§ **WHAT THIS TASK INVOLVES**:
Retype every entry below exactly as it stands.

§ **EXTRACTED INFORMATION**:
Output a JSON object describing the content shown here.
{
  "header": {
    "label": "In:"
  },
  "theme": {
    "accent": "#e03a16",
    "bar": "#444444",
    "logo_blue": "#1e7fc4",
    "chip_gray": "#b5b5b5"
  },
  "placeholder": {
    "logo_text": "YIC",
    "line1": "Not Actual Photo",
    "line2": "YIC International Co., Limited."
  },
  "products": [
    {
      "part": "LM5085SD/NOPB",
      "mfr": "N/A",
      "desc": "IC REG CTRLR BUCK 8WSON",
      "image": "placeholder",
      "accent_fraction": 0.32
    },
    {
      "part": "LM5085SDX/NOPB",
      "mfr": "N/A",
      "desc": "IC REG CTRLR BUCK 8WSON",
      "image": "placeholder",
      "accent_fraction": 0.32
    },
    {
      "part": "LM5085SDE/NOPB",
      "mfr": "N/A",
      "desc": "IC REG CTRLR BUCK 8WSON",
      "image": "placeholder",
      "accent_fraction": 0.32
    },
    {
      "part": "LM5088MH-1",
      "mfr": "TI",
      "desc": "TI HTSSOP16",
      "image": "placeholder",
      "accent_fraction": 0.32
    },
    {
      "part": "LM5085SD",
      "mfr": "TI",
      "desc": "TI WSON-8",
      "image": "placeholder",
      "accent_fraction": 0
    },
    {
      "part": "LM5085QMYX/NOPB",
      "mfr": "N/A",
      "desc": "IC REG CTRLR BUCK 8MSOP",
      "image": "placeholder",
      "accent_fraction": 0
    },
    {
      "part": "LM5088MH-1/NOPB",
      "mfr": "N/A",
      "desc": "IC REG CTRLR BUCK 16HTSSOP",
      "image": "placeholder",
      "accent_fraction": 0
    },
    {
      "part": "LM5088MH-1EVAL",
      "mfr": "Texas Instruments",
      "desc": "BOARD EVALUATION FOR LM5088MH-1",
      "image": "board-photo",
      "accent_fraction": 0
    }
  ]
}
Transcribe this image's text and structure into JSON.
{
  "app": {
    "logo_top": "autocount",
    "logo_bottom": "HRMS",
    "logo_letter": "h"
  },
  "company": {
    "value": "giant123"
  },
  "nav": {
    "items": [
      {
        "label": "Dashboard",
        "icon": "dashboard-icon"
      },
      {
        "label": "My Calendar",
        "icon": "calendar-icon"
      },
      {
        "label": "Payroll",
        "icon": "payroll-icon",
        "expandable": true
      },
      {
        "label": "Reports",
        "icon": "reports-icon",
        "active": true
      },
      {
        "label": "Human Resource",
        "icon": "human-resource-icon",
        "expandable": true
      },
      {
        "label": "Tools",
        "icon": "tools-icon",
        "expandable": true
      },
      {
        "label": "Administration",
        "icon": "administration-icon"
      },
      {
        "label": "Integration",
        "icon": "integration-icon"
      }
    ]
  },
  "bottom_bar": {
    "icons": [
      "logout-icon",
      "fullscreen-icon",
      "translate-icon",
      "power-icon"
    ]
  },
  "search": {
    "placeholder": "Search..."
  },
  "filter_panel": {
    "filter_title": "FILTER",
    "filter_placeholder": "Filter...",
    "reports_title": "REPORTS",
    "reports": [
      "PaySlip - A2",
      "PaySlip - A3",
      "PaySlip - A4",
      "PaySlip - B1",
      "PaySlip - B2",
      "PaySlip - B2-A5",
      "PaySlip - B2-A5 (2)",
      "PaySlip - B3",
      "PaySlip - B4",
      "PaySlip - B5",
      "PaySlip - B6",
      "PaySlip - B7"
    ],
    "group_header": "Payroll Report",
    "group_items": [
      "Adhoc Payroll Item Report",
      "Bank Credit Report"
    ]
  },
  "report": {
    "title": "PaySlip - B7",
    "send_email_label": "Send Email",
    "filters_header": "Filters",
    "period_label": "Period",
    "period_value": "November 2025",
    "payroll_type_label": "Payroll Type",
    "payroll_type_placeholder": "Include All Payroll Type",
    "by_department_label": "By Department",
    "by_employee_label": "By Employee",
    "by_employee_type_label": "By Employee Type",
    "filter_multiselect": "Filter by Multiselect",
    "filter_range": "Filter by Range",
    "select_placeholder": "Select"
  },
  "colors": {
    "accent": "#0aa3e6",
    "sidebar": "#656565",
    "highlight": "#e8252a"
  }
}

§ **ANSWER SPACE**:
Output a JSON object describing the content shown here.
{
  "header": {
    "label": "In:"
  },
  "theme": {
    "accent": "#e03a16",
    "bar": "#444444",
    "logo_blue": "#1e7fc4",
    "chip_gray": "#b5b5b5"
  },
  "placeholder": {
    "logo_text": "YIC",
    "line1": "Not Actual Photo",
    "line2": "YIC International Co., Limited."
  },
  "products": [
    {
      "part": "LM5085SD/NOPB",
      "mfr": "N/A",
      "desc": "IC REG CTRLR BUCK 8WSON",
      "image": "placeholder",
      "accent_fraction": 0.32
    },
    {
      "part": "LM5085SDX/NOPB",
      "mfr": "N/A",
      "desc": "IC REG CTRLR BUCK 8WSON",
      "image": "placeholder",
      "accent_fraction": 0.32
    },
    {
      "part": "LM5085SDE/NOPB",
      "mfr": "N/A",
      "desc": "IC REG CTRLR BUCK 8WSON",
      "image": "placeholder",
      "accent_fraction": 0.32
    },
    {
      "part": "LM5088MH-1",
      "mfr": "TI",
      "desc": "TI HTSSOP16",
      "image": "placeholder",
      "accent_fraction": 0.32
    },
    {
      "part": "LM5085SD",
      "mfr": "TI",
      "desc": "TI WSON-8",
      "image": "placeholder",
      "accent_fraction": 0
    },
    {
      "part": "LM5085QMYX/NOPB",
      "mfr": "N/A",
      "desc": "IC REG CTRLR BUCK 8MSOP",
      "image": "placeholder",
      "accent_fraction": 0
    },
    {
      "part": "LM5088MH-1/NOPB",
      "mfr": "N/A",
      "desc": "IC REG CTRLR BUCK 16HTSSOP",
      "image": "placeholder",
      "accent_fraction": 0
    },
    {
      "part": "LM5088MH-1EVAL",
      "mfr": "Texas Instruments",
      "desc": "BOARD EVALUATION FOR LM5088MH-1",
      "image": "board-photo",
      "accent_fraction": 0
    }
  ]
}
Transcribe this image's text and structure into JSON.
{
  "app": {
    "logo_top": "autocount",
    "logo_bottom": "HRMS",
    "logo_letter": "h"
  },
  "company": {
    "value": "giant123"
  },
  "nav": {
    "items": [
      {
        "label": "Dashboard",
        "icon": "dashboard-icon"
      },
      {
        "label": "My Calendar",
        "icon": "calendar-icon"
      },
      {
        "label": "Payroll",
        "icon": "payroll-icon",
        "expandable": true
      },
      {
        "label": "Reports",
        "icon": "reports-icon",
        "active": true
      },
      {
        "label": "Human Resource",
        "icon": "human-resource-icon",
        "expandable": true
      },
      {
        "label": "Tools",
        "icon": "tools-icon",
        "expandable": true
      },
      {
        "label": "Administration",
        "icon": "administration-icon"
      },
      {
        "label": "Integration",
        "icon": "integration-icon"
      }
    ]
  },
  "bottom_bar": {
    "icons": [
      "logout-icon",
      "fullscreen-icon",
      "translate-icon",
      "power-icon"
    ]
  },
  "search": {
    "placeholder": "Search..."
  },
  "filter_panel": {
    "filter_title": "FILTER",
    "filter_placeholder": "Filter...",
    "reports_title": "REPORTS",
    "reports": [
      "PaySlip - A2",
      "PaySlip - A3",
      "PaySlip - A4",
      "PaySlip - B1",
      "PaySlip - B2",
      "PaySlip - B2-A5",
      "PaySlip - B2-A5 (2)",
      "PaySlip - B3",
      "PaySlip - B4",
      "PaySlip - B5",
      "PaySlip - B6",
      "PaySlip - B7"
    ],
    "group_header": "Payroll Report",
    "group_items": [
      "Adhoc Payroll Item Report",
      "Bank Credit Report"
    ]
  },
  "report": {
    "title": "PaySlip - B7",
    "send_email_label": "Send Email",
    "filters_header": "Filters",
    "period_label": "Period",
    "period_value": "November 2025",
    "payroll_type_label": "Payroll Type",
    "payroll_type_placeholder": "Include All Payroll Type",
    "by_department_label": "By Department",
    "by_employee_label": "By Employee",
    "by_employee_type_label": "By Employee Type",
    "filter_multiselect": "Filter by Multiselect",
    "filter_range": "Filter by Range",
    "select_placeholder": "Select"
  },
  "colors": {
    "accent": "#0aa3e6",
    "sidebar": "#656565",
    "highlight": "#e8252a"
  }
}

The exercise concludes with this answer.